Obese individuals typically suffer more medical problems than their leaner counterparts. They are more likely to be diagnosed with insulin resistance, diabetes, increased stress hormones, hypothyroidism, and sleep apnea. Researchers at the Georgia Health Sciences University in Augusta have also found the potential for something else, using an animal model. They have found that a master clock gene which regulates the cardiovascular system does not fluctuate regularly as it does in non-obese animals. This means that a key gene clock of the cardiovascular system does not work properly when obesity is present. The findings are believed to be the first of their kind.

The study was conducted by Shuiqing Qiu, Eric Belin de Chantemele, James Mintz, David J. Fulton, R. Daniel Rudic and David W. Stepp. Members of the team will present their findings, entitled, "Impact of obesity on the vascular circadian clock," at the Experimental Biology 2011 meeting (EB 2011), being held April 9-13, 2011 at the Walter E. Washington Convention Center, Washington, DC.

continued at MedicalNewsToday.com>>
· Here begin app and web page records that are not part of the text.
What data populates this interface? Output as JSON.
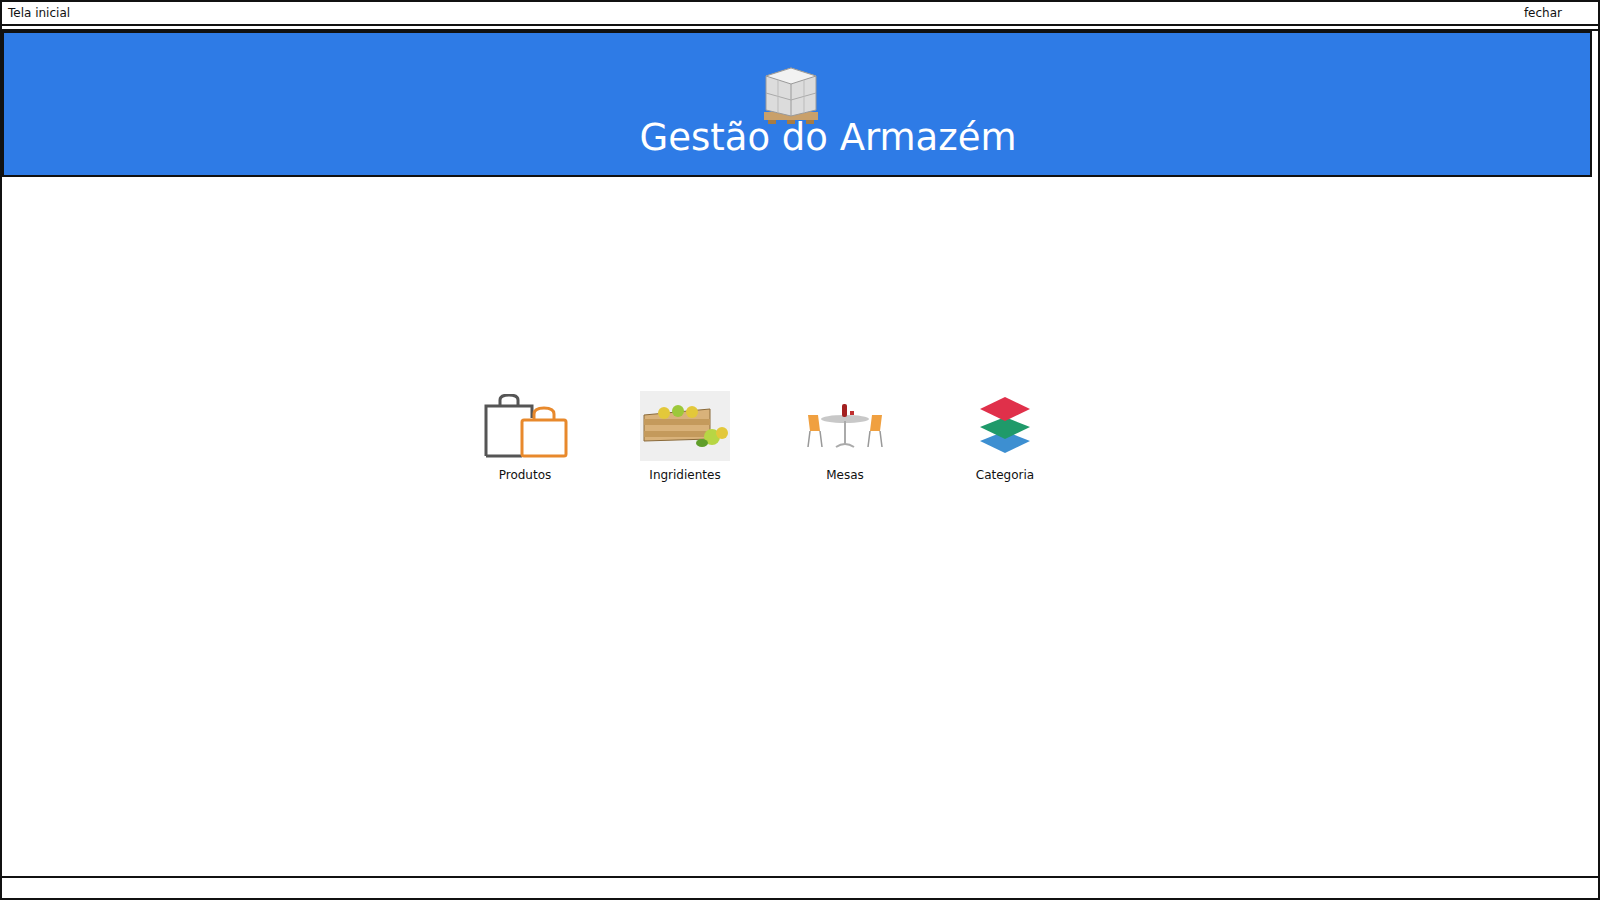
{
  "window": {
    "title": "Tela inicial",
    "close": "fechar"
  },
  "header": {
    "title": "Gestão do Armazém"
  },
  "menu": [
    {
      "label": "Produtos"
    },
    {
      "label": "Ingridientes"
    },
    {
      "label": "Mesas"
    },
    {
      "label": "Categoria"
    }
  ]
}
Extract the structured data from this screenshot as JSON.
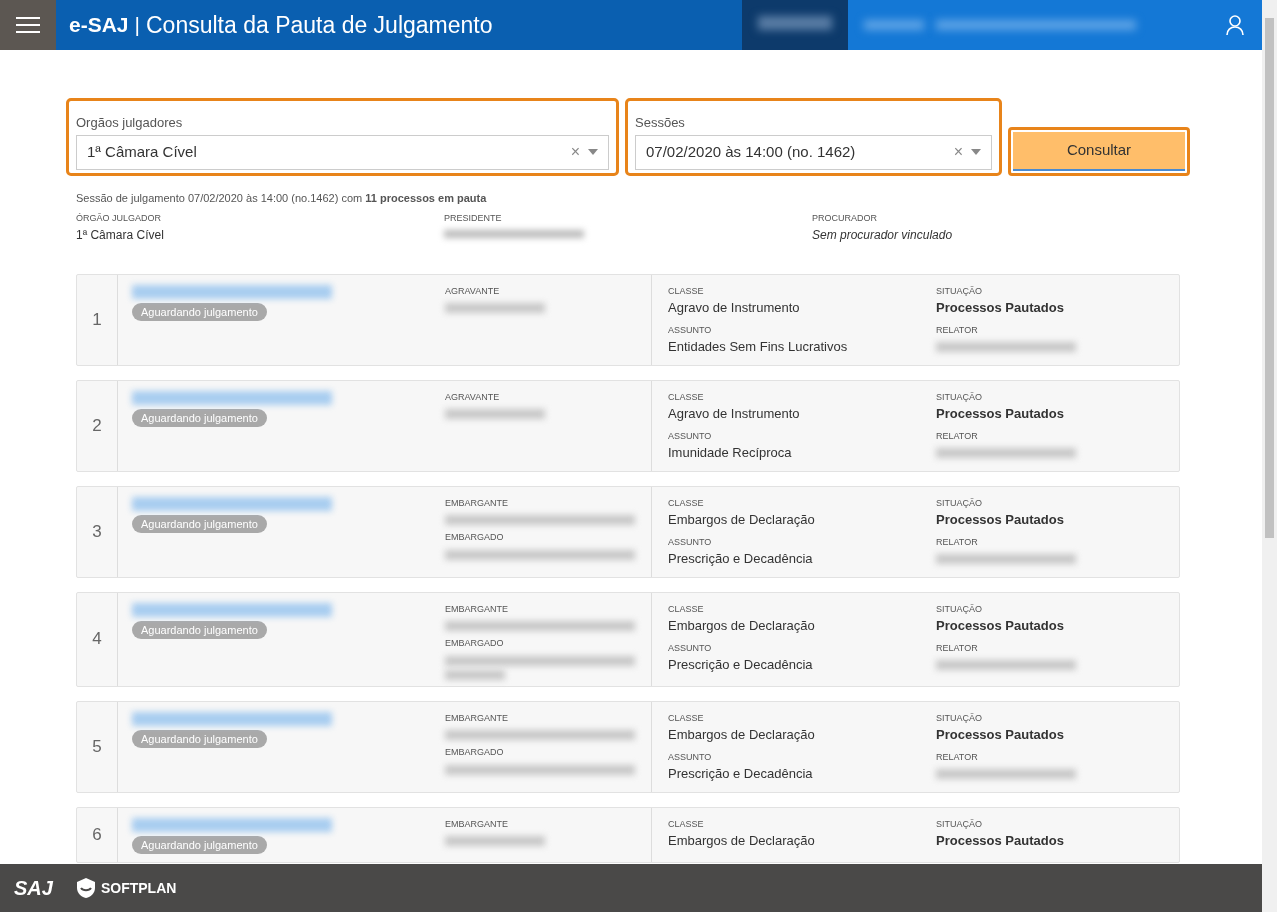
{
  "header": {
    "brand": "e-SAJ",
    "separator": "|",
    "title": "Consulta da Pauta de Julgamento"
  },
  "filters": [
    {
      "label": "Orgãos julgadores",
      "value": "1ª Câmara Cível",
      "clear": "×"
    },
    {
      "label": "Sessões",
      "value": "07/02/2020 às 14:00 (no. 1462)",
      "clear": "×"
    }
  ],
  "search_button": "Consultar",
  "summary": "Sessão de julgamento 07/02/2020 às 14:00 (no.1462) com **11 processos em pauta**",
  "session_info": [
    {
      "label": "ÓRGÃO JULGADOR",
      "value": "1ª Câmara Cível",
      "italic": false
    },
    {
      "label": "PRESIDENTE"
    },
    {
      "label": "PROCURADOR",
      "value": "Sem procurador vinculado",
      "italic": true
    }
  ],
  "rows": [
    {
      "number": "1",
      "badge": "Aguardando julgamento",
      "parties": [
        "AGRAVANTE"
      ],
      "fields": [
        {
          "label": "CLASSE",
          "value": "Agravo de Instrumento"
        },
        {
          "label": "SITUAÇÃO",
          "value": "Processos Pautados",
          "bold": true
        },
        {
          "label": "ASSUNTO",
          "value": "Entidades Sem Fins Lucrativos"
        },
        {
          "label": "RELATOR"
        }
      ]
    },
    {
      "number": "2",
      "badge": "Aguardando julgamento",
      "parties": [
        "AGRAVANTE"
      ],
      "fields": [
        {
          "label": "CLASSE",
          "value": "Agravo de Instrumento"
        },
        {
          "label": "SITUAÇÃO",
          "value": "Processos Pautados",
          "bold": true
        },
        {
          "label": "ASSUNTO",
          "value": "Imunidade Recíproca"
        },
        {
          "label": "RELATOR"
        }
      ]
    },
    {
      "number": "3",
      "badge": "Aguardando julgamento",
      "parties": [
        "EMBARGANTE",
        "EMBARGADO"
      ],
      "fields": [
        {
          "label": "CLASSE",
          "value": "Embargos de Declaração"
        },
        {
          "label": "SITUAÇÃO",
          "value": "Processos Pautados",
          "bold": true
        },
        {
          "label": "ASSUNTO",
          "value": "Prescrição e Decadência"
        },
        {
          "label": "RELATOR"
        }
      ]
    },
    {
      "number": "4",
      "badge": "Aguardando julgamento",
      "parties": [
        "EMBARGANTE",
        "EMBARGADO"
      ],
      "tall": true,
      "fields": [
        {
          "label": "CLASSE",
          "value": "Embargos de Declaração"
        },
        {
          "label": "SITUAÇÃO",
          "value": "Processos Pautados",
          "bold": true
        },
        {
          "label": "ASSUNTO",
          "value": "Prescrição e Decadência"
        },
        {
          "label": "RELATOR"
        }
      ]
    },
    {
      "number": "5",
      "badge": "Aguardando julgamento",
      "parties": [
        "EMBARGANTE",
        "EMBARGADO"
      ],
      "fields": [
        {
          "label": "CLASSE",
          "value": "Embargos de Declaração"
        },
        {
          "label": "SITUAÇÃO",
          "value": "Processos Pautados",
          "bold": true
        },
        {
          "label": "ASSUNTO",
          "value": "Prescrição e Decadência"
        },
        {
          "label": "RELATOR"
        }
      ]
    },
    {
      "number": "6",
      "badge": "Aguardando julgamento",
      "parties": [
        "EMBARGANTE"
      ],
      "fields": [
        {
          "label": "CLASSE",
          "value": "Embargos de Declaração"
        },
        {
          "label": "SITUAÇÃO",
          "value": "Processos Pautados",
          "bold": true
        }
      ]
    }
  ],
  "footer": {
    "saj_logo": "SAJ",
    "softplan_logo": "SOFTPLAN"
  }
}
What is your average annual income for your fitness-related work/business?